[Collected data entries]

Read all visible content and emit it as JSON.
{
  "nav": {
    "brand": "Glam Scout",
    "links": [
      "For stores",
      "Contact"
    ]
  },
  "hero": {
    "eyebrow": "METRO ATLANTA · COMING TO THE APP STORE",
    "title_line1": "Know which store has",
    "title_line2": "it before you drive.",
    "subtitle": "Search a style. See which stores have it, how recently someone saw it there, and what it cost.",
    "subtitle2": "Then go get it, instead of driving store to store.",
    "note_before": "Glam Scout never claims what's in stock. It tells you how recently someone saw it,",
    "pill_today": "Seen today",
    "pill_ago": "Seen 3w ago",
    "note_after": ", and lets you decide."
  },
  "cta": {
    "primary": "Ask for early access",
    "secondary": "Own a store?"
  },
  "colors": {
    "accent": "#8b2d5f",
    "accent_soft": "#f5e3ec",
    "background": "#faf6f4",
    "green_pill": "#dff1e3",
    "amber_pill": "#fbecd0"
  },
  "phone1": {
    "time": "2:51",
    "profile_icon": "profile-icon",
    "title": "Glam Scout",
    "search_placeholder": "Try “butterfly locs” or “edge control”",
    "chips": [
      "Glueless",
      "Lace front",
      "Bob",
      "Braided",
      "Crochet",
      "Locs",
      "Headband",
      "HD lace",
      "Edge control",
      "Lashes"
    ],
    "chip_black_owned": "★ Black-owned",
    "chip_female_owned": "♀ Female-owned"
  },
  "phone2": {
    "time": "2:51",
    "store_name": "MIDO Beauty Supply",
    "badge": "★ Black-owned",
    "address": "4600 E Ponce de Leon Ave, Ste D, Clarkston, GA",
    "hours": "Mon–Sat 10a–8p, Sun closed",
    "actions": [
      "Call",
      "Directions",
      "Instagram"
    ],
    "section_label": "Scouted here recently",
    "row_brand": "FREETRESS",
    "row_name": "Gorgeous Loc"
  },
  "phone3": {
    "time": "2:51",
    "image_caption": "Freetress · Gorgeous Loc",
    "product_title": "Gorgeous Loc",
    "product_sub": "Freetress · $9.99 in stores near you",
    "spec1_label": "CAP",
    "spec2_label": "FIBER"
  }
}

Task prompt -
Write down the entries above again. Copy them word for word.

Answer -
Read all visible content and emit it as JSON.
{
  "nav": {
    "brand": "Glam Scout",
    "links": [
      "For stores",
      "Contact"
    ]
  },
  "hero": {
    "eyebrow": "METRO ATLANTA · COMING TO THE APP STORE",
    "title_line1": "Know which store has",
    "title_line2": "it before you drive.",
    "subtitle": "Search a style. See which stores have it, how recently someone saw it there, and what it cost.",
    "subtitle2": "Then go get it, instead of driving store to store.",
    "note_before": "Glam Scout never claims what's in stock. It tells you how recently someone saw it,",
    "pill_today": "Seen today",
    "pill_ago": "Seen 3w ago",
    "note_after": ", and lets you decide."
  },
  "cta": {
    "primary": "Ask for early access",
    "secondary": "Own a store?"
  },
  "colors": {
    "accent": "#8b2d5f",
    "accent_soft": "#f5e3ec",
    "background": "#faf6f4",
    "green_pill": "#dff1e3",
    "amber_pill": "#fbecd0"
  },
  "phone1": {
    "time": "2:51",
    "profile_icon": "profile-icon",
    "title": "Glam Scout",
    "search_placeholder": "Try “butterfly locs” or “edge control”",
    "chips": [
      "Glueless",
      "Lace front",
      "Bob",
      "Braided",
      "Crochet",
      "Locs",
      "Headband",
      "HD lace",
      "Edge control",
      "Lashes"
    ],
    "chip_black_owned": "★ Black-owned",
    "chip_female_owned": "♀ Female-owned"
  },
  "phone2": {
    "time": "2:51",
    "store_name": "MIDO Beauty Supply",
    "badge": "★ Black-owned",
    "address": "4600 E Ponce de Leon Ave, Ste D, Clarkston, GA",
    "hours": "Mon–Sat 10a–8p, Sun closed",
    "actions": [
      "Call",
      "Directions",
      "Instagram"
    ],
    "section_label": "Scouted here recently",
    "row_brand": "FREETRESS",
    "row_name": "Gorgeous Loc"
  },
  "phone3": {
    "time": "2:51",
    "image_caption": "Freetress · Gorgeous Loc",
    "product_title": "Gorgeous Loc",
    "product_sub": "Freetress · $9.99 in stores near you",
    "spec1_label": "CAP",
    "spec2_label": "FIBER"
  }
}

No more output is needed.